▶ [Task description]
Collect the lines of the entries where "content" shows up.

▶ [Supplied material]
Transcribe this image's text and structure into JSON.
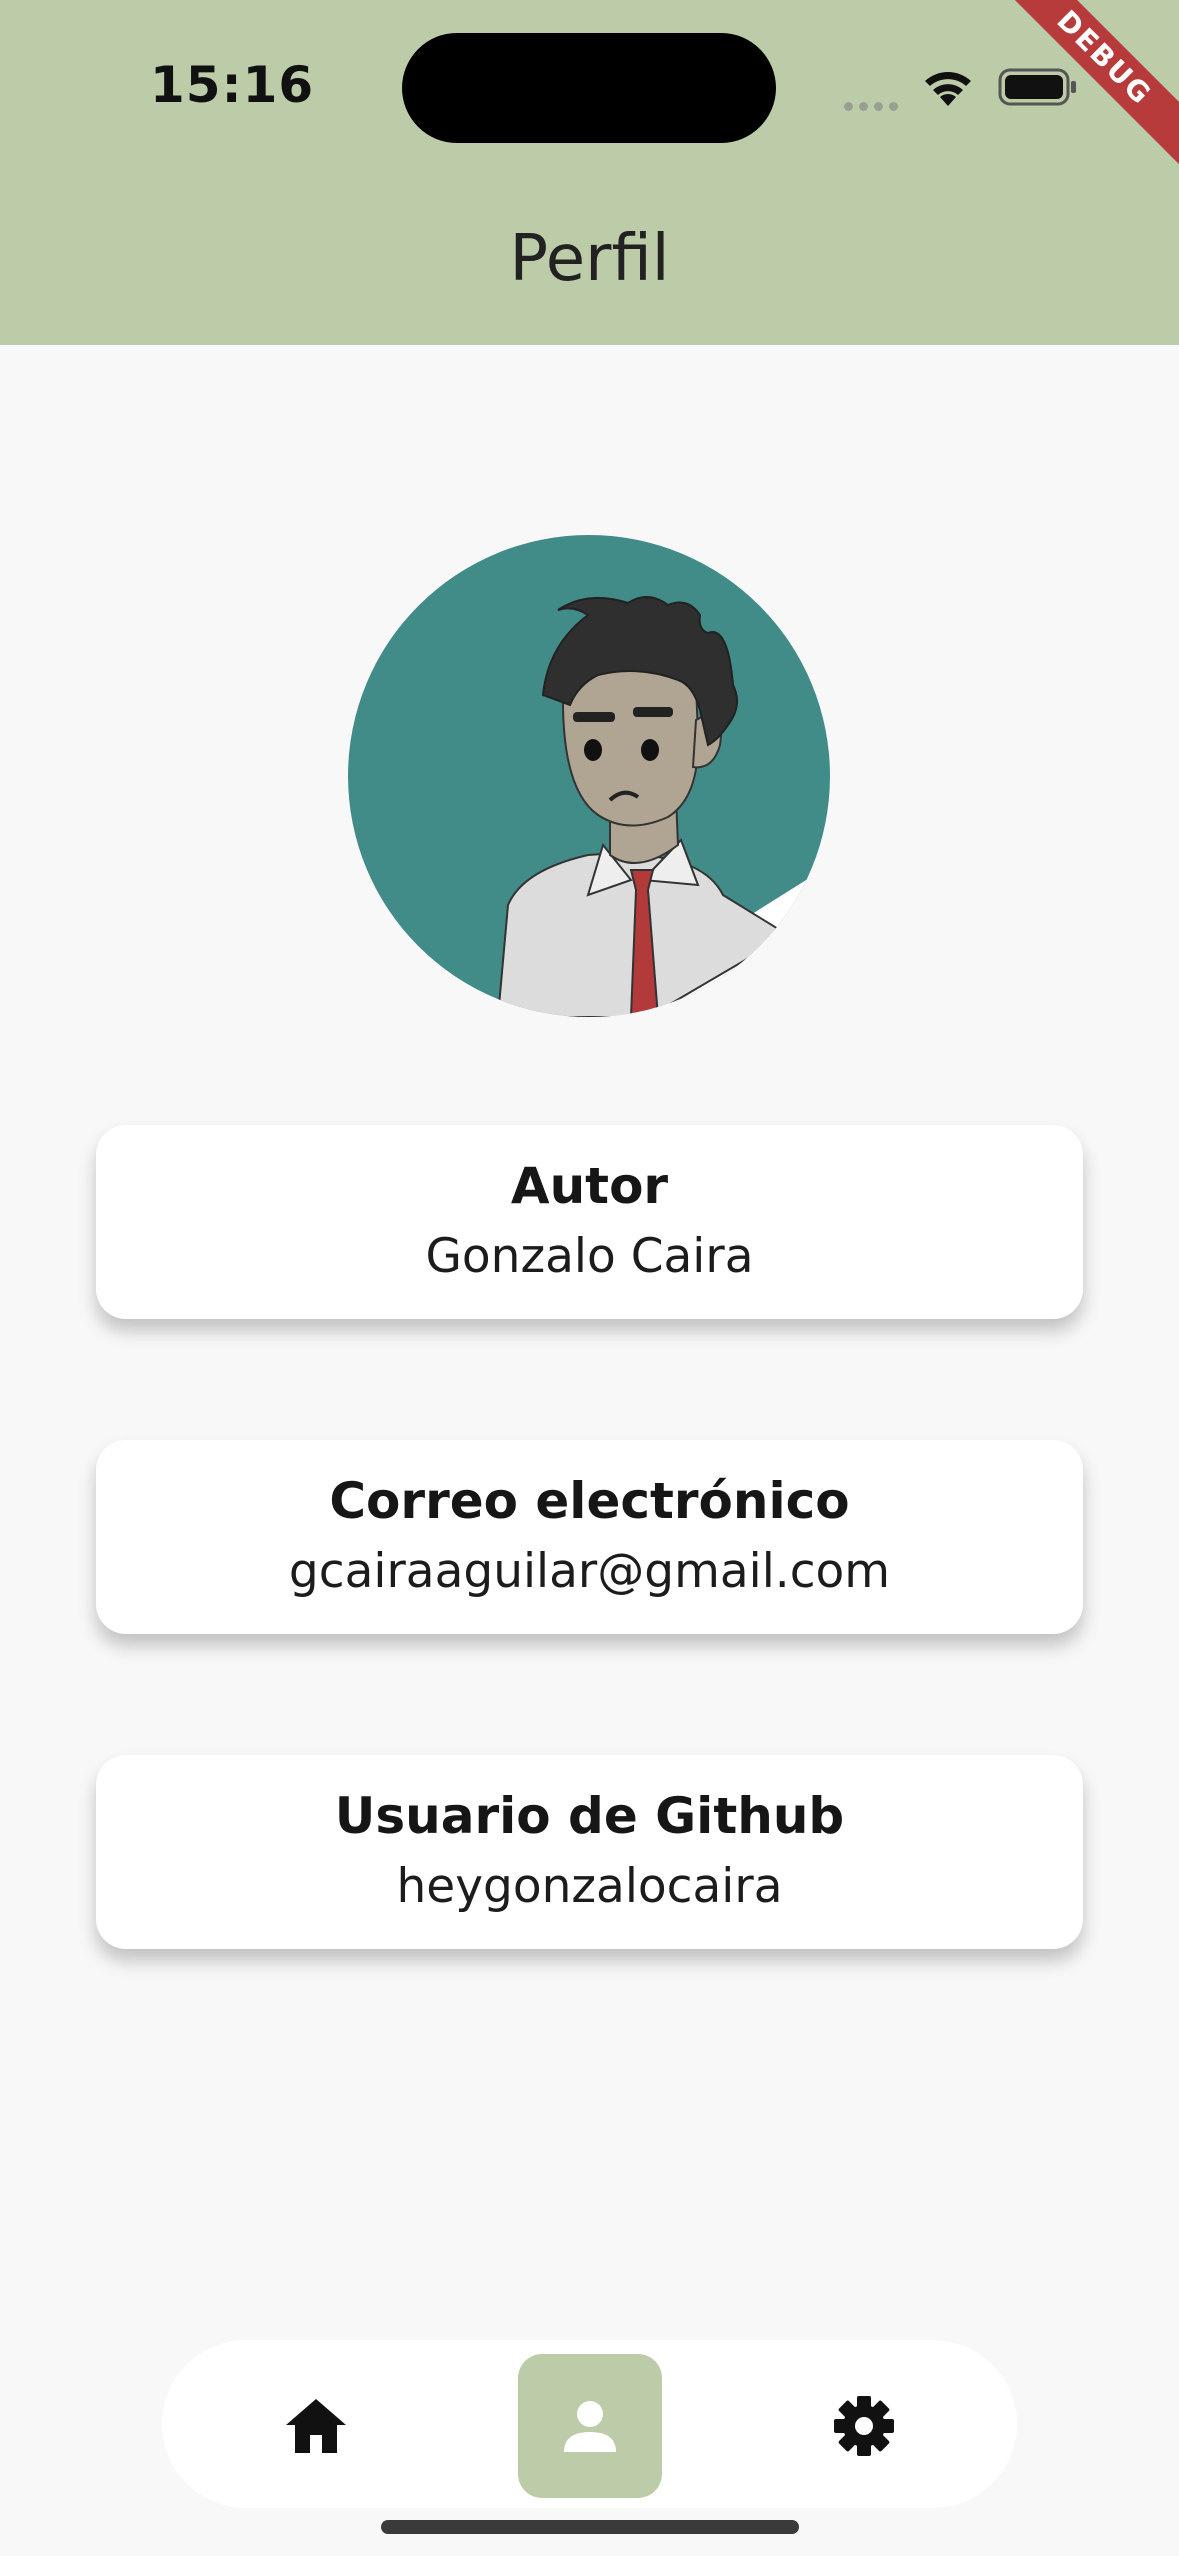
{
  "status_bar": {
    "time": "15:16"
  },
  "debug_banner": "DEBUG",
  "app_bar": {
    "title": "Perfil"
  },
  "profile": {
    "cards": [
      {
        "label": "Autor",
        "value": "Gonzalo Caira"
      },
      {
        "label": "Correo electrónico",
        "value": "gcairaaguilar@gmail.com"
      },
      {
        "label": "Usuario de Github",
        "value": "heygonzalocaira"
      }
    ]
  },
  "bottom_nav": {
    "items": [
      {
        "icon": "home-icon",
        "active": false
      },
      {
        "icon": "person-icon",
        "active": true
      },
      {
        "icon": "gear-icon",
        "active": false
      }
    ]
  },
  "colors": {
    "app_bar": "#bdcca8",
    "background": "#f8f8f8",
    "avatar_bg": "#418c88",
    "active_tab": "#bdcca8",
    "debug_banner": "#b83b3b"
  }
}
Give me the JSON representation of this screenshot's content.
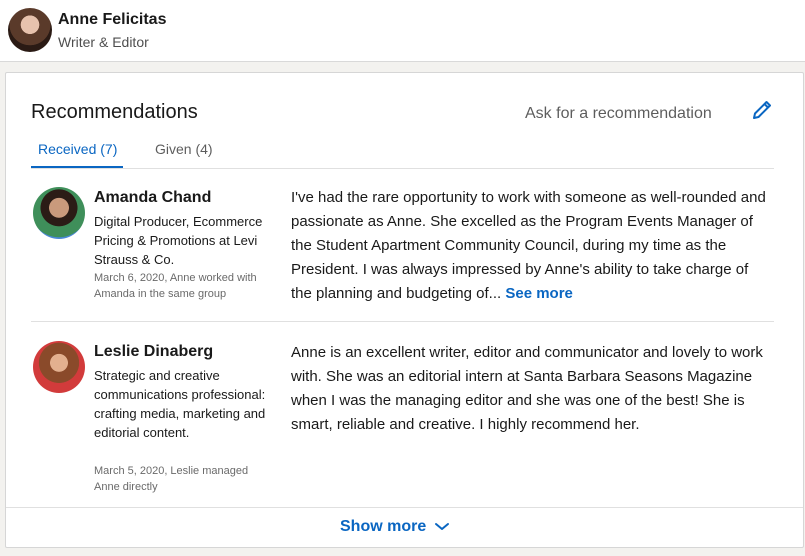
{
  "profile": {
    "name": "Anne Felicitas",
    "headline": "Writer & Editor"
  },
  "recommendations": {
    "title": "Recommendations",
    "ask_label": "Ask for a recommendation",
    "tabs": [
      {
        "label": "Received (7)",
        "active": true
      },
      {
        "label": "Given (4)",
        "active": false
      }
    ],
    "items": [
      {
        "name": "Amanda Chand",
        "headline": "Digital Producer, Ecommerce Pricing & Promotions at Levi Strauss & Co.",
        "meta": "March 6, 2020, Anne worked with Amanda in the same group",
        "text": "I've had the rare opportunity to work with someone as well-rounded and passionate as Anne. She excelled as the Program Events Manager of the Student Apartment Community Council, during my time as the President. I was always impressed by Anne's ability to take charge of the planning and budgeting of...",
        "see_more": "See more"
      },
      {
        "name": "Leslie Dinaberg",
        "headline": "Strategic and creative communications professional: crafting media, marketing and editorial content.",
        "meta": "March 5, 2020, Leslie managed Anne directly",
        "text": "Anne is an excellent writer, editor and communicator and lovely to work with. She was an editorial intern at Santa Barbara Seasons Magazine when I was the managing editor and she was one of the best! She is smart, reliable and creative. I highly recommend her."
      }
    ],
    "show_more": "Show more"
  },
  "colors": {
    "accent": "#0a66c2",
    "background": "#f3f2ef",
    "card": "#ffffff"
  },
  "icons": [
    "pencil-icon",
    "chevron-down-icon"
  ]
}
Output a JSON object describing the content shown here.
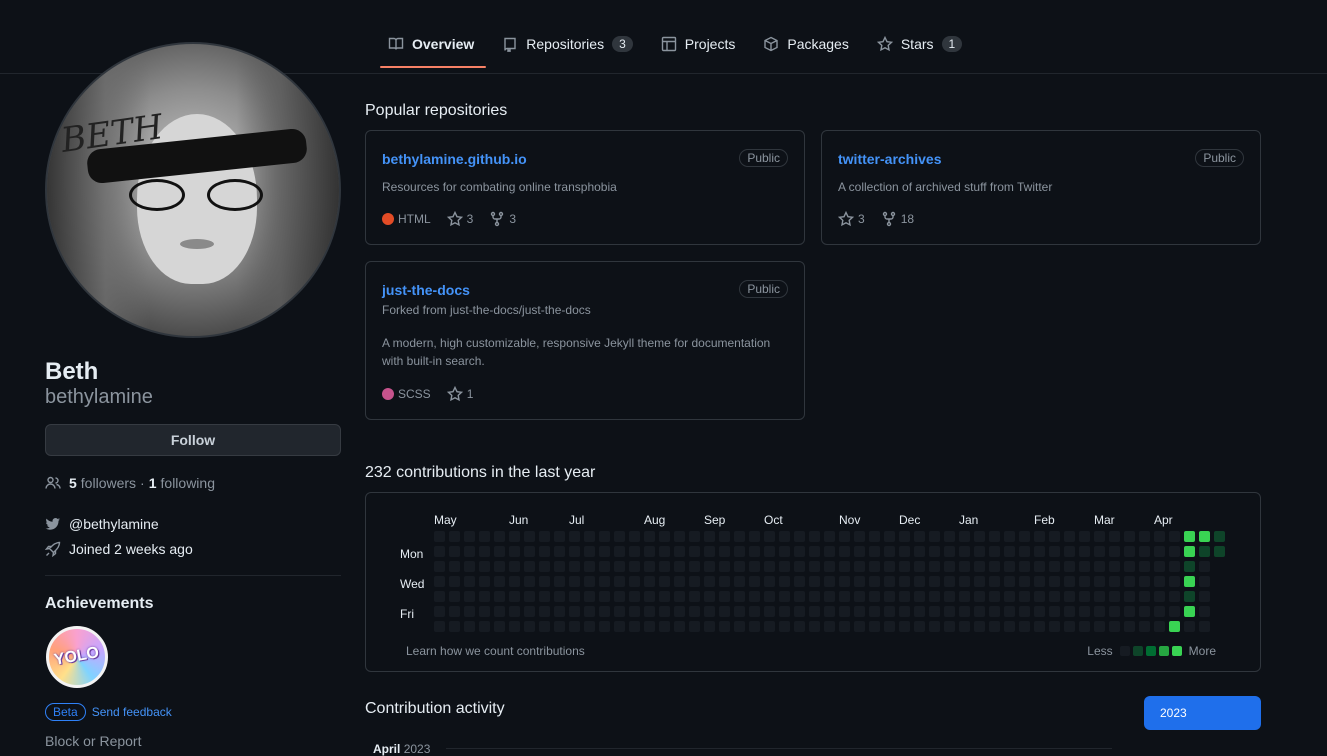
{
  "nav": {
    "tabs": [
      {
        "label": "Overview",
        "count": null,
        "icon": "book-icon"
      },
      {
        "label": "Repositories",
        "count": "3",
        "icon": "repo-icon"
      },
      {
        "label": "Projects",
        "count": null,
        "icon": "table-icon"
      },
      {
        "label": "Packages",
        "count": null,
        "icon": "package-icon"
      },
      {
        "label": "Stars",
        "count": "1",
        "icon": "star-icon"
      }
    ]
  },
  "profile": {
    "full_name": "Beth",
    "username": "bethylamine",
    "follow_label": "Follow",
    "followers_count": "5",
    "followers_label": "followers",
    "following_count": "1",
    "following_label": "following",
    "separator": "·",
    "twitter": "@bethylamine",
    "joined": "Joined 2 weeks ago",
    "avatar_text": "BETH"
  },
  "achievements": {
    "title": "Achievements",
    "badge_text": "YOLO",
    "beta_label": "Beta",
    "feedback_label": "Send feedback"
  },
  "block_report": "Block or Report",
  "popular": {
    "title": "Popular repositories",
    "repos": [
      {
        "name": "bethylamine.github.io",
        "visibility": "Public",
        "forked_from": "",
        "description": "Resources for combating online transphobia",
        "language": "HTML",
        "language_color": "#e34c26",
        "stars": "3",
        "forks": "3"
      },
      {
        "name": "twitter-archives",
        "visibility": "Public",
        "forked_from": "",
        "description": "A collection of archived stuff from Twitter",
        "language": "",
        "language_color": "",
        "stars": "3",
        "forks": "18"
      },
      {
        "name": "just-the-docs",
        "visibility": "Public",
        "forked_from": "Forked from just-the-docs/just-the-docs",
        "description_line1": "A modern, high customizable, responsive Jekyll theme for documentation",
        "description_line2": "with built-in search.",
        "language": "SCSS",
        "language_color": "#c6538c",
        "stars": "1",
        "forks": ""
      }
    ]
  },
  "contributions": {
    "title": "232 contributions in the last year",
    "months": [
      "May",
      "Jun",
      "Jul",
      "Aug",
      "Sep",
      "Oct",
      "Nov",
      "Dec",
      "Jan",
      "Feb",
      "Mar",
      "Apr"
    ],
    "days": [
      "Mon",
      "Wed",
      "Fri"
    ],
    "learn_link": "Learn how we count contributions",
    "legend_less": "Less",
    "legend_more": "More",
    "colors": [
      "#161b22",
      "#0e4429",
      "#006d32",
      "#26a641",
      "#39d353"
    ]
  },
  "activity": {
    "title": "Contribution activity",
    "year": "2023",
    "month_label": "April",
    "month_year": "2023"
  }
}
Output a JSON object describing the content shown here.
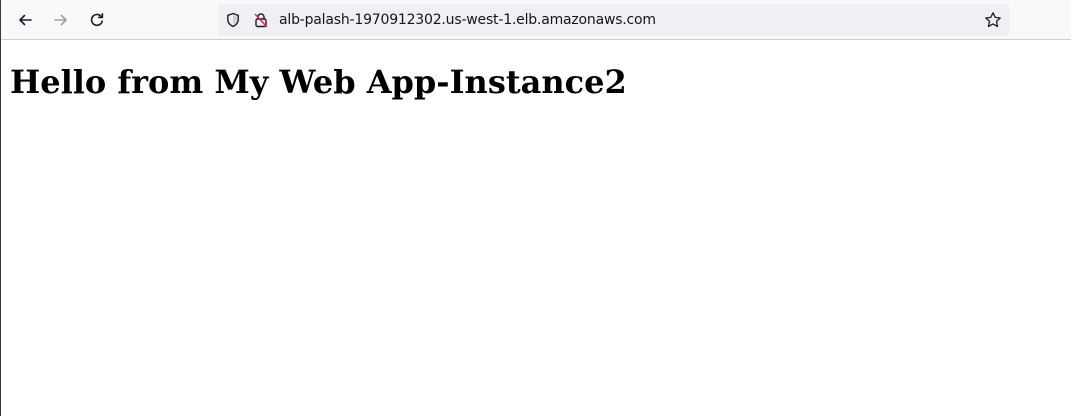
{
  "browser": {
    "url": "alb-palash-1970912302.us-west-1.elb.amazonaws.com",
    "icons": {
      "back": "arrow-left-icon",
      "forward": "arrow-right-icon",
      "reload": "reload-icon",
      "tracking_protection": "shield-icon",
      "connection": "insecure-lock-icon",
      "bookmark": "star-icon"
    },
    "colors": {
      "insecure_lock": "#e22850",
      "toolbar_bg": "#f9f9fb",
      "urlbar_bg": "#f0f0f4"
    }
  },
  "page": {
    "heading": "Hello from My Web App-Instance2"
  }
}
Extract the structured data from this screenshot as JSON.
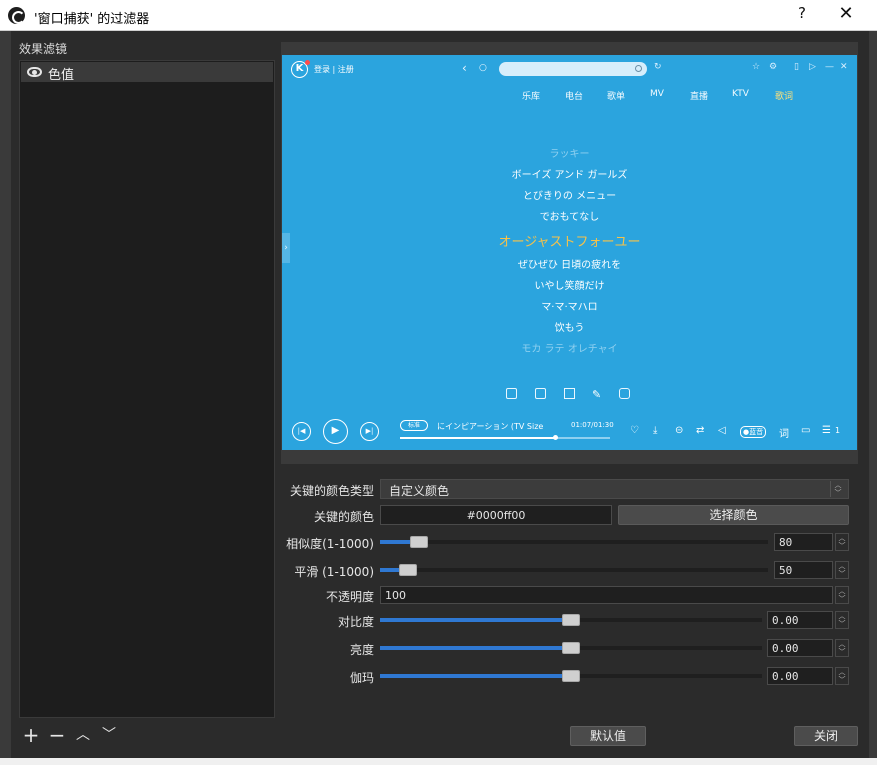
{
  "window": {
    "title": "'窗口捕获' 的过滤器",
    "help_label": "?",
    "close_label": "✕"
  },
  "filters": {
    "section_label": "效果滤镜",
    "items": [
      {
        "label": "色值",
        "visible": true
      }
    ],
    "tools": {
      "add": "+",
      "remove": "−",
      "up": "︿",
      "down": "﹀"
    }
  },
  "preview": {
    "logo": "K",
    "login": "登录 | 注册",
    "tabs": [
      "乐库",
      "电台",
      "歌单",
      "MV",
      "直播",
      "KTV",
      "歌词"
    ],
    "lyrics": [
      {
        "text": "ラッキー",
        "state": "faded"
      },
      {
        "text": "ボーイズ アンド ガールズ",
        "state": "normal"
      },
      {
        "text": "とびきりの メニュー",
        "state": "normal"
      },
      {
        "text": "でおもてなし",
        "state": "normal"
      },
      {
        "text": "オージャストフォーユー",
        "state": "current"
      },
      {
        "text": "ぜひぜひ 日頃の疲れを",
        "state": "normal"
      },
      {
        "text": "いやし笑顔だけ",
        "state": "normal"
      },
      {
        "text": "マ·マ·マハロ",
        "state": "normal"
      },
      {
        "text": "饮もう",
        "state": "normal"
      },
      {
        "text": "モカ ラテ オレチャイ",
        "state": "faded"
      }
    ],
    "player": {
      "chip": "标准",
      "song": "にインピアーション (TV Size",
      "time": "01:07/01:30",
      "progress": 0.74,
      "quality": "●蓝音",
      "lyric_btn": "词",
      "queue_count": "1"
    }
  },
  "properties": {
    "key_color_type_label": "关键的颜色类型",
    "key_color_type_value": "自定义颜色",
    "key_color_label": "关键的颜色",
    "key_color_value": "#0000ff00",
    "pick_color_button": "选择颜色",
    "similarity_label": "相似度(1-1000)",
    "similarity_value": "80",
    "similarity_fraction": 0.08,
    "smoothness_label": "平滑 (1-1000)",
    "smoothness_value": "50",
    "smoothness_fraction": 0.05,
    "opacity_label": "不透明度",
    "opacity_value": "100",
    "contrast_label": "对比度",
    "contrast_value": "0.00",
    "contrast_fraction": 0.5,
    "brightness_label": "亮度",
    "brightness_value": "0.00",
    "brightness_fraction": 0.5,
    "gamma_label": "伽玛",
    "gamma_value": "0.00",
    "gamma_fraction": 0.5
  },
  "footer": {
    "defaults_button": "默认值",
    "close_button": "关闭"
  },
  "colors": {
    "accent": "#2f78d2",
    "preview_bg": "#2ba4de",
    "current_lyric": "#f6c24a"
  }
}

▶ [Task output]
Give me the JSON representation of this screenshot's content.
        "headline": "Strategic and creative communications professional: crafting media, marketing and editorial content.",
Output a JSON object describing the content shown here.
Output a JSON object describing the content shown here.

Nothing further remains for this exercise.